§ **Task instructions**
Wherever a line of the records contains "price", copy that line.
START Data records
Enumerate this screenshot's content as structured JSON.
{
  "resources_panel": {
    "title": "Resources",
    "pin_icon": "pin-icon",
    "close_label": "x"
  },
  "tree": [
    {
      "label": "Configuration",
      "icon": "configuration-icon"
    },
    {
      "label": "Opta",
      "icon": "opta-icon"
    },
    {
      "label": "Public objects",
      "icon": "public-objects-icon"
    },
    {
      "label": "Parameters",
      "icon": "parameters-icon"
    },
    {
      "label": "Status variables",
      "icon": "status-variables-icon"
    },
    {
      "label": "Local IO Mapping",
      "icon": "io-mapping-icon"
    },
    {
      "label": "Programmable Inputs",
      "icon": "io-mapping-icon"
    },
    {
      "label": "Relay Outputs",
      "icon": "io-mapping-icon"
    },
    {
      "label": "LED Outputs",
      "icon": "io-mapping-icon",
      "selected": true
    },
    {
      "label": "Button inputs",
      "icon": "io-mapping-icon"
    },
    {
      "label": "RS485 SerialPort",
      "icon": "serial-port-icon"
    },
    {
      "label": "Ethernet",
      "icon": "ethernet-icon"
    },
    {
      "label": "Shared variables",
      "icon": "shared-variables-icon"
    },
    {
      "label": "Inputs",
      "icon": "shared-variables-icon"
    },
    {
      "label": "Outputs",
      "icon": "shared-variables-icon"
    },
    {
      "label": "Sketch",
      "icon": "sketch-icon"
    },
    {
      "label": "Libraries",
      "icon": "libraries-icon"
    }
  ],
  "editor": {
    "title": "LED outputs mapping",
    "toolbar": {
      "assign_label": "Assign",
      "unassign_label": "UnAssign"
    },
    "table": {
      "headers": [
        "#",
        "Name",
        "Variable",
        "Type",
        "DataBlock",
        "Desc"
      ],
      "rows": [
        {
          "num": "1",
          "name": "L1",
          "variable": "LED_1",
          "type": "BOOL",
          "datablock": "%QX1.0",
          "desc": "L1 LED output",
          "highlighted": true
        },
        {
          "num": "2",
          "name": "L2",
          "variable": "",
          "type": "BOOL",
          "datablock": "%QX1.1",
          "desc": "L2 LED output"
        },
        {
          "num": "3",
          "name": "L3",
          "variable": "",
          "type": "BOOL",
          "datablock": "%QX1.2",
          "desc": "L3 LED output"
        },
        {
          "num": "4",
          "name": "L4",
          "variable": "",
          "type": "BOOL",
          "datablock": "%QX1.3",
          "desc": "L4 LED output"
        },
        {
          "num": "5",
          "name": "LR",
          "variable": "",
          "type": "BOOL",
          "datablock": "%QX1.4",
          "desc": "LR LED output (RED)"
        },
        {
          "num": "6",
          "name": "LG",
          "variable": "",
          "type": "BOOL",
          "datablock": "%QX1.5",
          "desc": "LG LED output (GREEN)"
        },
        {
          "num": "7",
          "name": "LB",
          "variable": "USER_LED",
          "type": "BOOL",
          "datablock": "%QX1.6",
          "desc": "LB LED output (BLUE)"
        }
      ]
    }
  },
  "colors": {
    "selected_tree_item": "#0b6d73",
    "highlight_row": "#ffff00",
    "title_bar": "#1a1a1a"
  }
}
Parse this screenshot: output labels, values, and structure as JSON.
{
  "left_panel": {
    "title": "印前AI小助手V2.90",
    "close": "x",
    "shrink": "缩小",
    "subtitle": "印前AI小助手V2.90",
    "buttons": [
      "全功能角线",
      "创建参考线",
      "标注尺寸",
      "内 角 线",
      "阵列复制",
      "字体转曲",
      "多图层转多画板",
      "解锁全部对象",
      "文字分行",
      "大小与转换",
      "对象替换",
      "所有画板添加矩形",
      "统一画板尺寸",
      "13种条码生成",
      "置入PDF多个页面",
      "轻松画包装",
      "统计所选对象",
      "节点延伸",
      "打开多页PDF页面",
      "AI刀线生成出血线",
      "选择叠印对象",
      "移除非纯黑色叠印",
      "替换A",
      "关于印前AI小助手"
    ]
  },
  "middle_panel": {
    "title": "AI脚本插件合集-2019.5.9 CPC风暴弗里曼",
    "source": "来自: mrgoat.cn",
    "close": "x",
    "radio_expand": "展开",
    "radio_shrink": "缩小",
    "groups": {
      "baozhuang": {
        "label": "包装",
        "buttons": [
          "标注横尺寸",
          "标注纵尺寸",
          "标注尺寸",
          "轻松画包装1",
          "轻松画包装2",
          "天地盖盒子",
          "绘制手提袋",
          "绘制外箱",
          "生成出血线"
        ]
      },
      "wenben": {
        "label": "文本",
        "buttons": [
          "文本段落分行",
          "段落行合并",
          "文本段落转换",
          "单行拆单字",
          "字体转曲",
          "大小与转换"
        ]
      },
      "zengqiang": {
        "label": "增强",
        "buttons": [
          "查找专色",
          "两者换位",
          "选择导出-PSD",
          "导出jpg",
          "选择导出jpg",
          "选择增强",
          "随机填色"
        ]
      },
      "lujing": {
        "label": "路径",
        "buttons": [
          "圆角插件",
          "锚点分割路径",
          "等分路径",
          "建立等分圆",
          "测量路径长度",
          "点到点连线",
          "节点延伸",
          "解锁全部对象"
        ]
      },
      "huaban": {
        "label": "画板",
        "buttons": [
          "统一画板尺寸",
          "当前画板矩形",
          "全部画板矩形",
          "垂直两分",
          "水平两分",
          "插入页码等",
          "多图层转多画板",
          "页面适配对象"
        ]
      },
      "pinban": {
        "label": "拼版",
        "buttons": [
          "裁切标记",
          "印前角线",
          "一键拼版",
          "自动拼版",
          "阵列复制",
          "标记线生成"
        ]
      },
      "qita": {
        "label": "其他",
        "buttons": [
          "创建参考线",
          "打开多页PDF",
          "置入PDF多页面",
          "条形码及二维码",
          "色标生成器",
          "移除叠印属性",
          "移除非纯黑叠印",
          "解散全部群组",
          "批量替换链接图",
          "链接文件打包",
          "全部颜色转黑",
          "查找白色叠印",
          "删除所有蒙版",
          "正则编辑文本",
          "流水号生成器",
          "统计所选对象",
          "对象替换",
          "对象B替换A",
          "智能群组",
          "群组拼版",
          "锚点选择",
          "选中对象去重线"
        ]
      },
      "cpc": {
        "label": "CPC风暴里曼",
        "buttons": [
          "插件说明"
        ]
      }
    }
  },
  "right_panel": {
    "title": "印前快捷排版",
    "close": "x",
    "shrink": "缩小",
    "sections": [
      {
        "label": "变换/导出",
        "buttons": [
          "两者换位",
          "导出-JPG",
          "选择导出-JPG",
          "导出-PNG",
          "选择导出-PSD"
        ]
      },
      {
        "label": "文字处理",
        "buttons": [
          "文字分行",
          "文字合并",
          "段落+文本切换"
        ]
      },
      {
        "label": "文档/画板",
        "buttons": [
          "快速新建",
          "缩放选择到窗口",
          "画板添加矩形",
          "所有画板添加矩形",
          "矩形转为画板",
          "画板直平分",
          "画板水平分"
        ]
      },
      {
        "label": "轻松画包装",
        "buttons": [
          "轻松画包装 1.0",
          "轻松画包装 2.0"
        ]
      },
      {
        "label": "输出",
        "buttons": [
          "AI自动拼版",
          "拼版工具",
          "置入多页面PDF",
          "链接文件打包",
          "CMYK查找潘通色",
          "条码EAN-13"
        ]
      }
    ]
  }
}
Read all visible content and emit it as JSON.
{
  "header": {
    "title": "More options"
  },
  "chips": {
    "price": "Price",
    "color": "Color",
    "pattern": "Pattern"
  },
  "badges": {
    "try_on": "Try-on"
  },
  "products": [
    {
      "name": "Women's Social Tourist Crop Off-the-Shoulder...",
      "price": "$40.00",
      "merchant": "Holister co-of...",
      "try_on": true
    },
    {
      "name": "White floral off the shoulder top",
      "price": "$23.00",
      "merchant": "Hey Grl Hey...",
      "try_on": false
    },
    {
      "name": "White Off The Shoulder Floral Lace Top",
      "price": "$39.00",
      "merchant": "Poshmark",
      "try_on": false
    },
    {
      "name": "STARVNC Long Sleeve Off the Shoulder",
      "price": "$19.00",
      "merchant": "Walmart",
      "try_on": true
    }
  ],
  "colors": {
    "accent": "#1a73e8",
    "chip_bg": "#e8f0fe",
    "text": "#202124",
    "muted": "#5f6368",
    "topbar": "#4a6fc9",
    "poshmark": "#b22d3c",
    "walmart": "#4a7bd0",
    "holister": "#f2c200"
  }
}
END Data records
§ **Answer**
    "price": "Price",
      "price": "$40.00",
      "price": "$23.00",
      "price": "$39.00",
      "price": "$19.00",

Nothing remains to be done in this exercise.